Ra-chan nodded when Hibino made the point about deaf culture being visual. And on the subject of trying to trace the movement of something, Takano said: “I love doing imitations: monkeys, gorillas and chimpanzees all have different facial expressions and gestures,” and gave us a demonstration.

Takano (left) imitating a chimpanzee

Takano: I love getting to grips with the characteristics of something and imitating it. Also when I’m teaching sign language, I convey the importance of learning not just how to sign but also how to use facial expression. In the same way that hearing people have “vocal expression” deaf communication also has “expression.”

Ra-chan: I feel that deaf people are very good at picking up on the characteristics of others. When they are trying to remember a person, they’ll remember people not by name but by the characteristics of the person’s appearance.

Nasu: Deaf people may not be able to hear but they get a lot of information visually, I think. Maybe the visual store we build up this way leads to expressive ability.

From there the conversation turned to the subject of the differences among deaf people’s individual sign language and facial expressions. Takano said Nasu’s way of signing was “very powerful and always inspiring,”to which Nasu’s response was:“Your imitation of a monkey is probably the best in Japan.”

Takano: It’s the differences that people have which make it interesting. I think we all express sign language in our own way. I believe it is very important to have mutual respect for the way we express ourselves.

Nasu:The same song can be sung in different styles and with different voices depending on the singer; likewise it may all be art, but Hibino-san, Van Gogh and Dali all show completely different styles and personality in their work.

Listening to this series of exchanges, Hibino said: “I’ve learnt that deaf people communicate through their bodies on the basis of their visual experience.To a large extent this is due to being able to experience this for myself today by imitating Nasu-san’s expressions.” And to finish, he summed up the possibilities offered by hearing people learning about deaf people’s communication and forms of expression as follows:
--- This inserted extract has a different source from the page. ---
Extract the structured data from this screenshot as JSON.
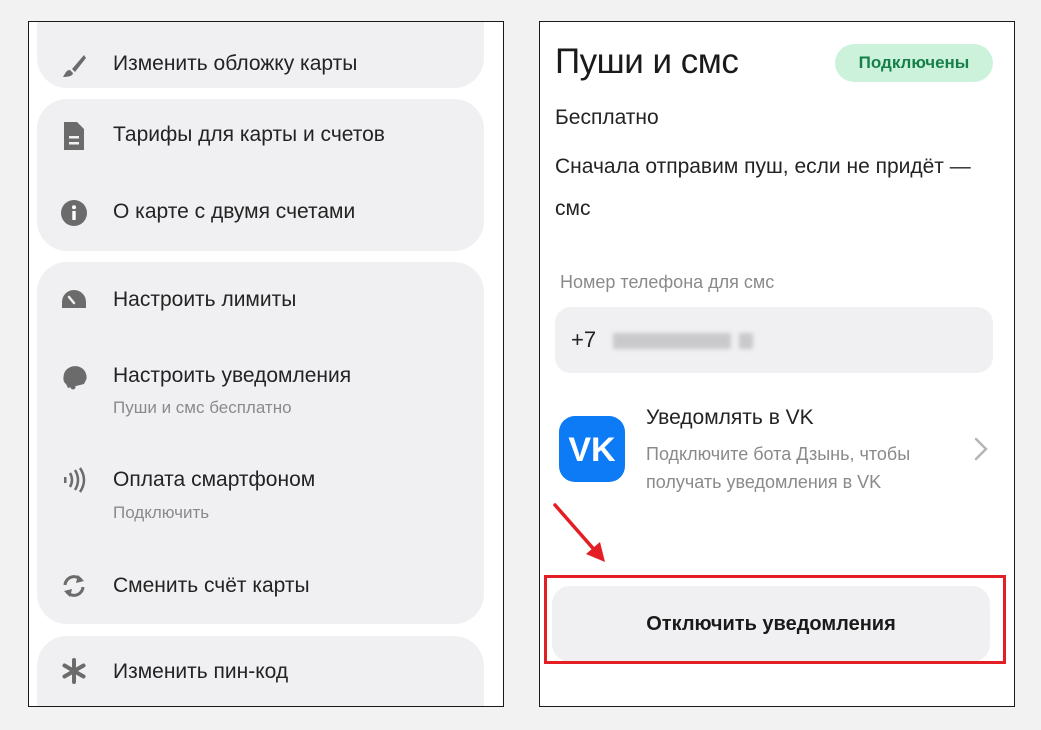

Hibino: Deaf people are adept at focusing on “seeing,” storing up what they “see” and using it as output, and this is one of the fascinating aspects of deaf culture I think. Human beings have a variety of abilities from the start, and both deaf and hearing people have their own special abilities. The interest that hearing people feel for deaf culture will also lead to us cultivating deaf culture together. I feel that it is important not only to embrace diversity but also to recognize the appeal of “human beings” in a broad sense.

■The importance of enjoying interaction on an equal footing

This was a TURN meeting in which we exchanged not only conversation but also expressions using the whole body in our exploration of communication surrounding deaf people. When I talked to guests from Part 2 after the event, I heard a lot of comments about how they were particularly impressed by Hibino’s curiosity, enthusiasm and balanced way of engaging with them as an interviewer.

Ra-chan, who has been involved in sign language for about twenty years, said “A lot of hearing people assume that non-hearing people are “unhappy,” and start off with the question “Is there anything I can do?” But Hibino-san’s even-handed approach had a great impact on me. Takano also expressed surprise, saying: “I got the feeling Hibino-san wants to know more about deaf culture than we do. He’s very expressive, and I think the energy and enthusiasm that allows him to absorb and articulate whatever we did is amazing.”

It is important that we interact easily with each other as people living in the same society, rather than stop or tense up in the face of our superficial “differences.” As Nasu said: “It would be great if more people in our society could enjoy interacting with deaf people like Hibino-san does, rather than do it in a stiff and formal way. I think it’s important not to think of deaf and hearing people as being different but for society to naturally accept that some people exist within it who use sign language, and for us to learn the good things about each other.”

The next event TURN Meeting No.13 is scheduled for March, 2021. So please keep a lookout !

Written by Tamaki Sugihara
Photography by Shingo Kanagawa

© Arts Council Tokyo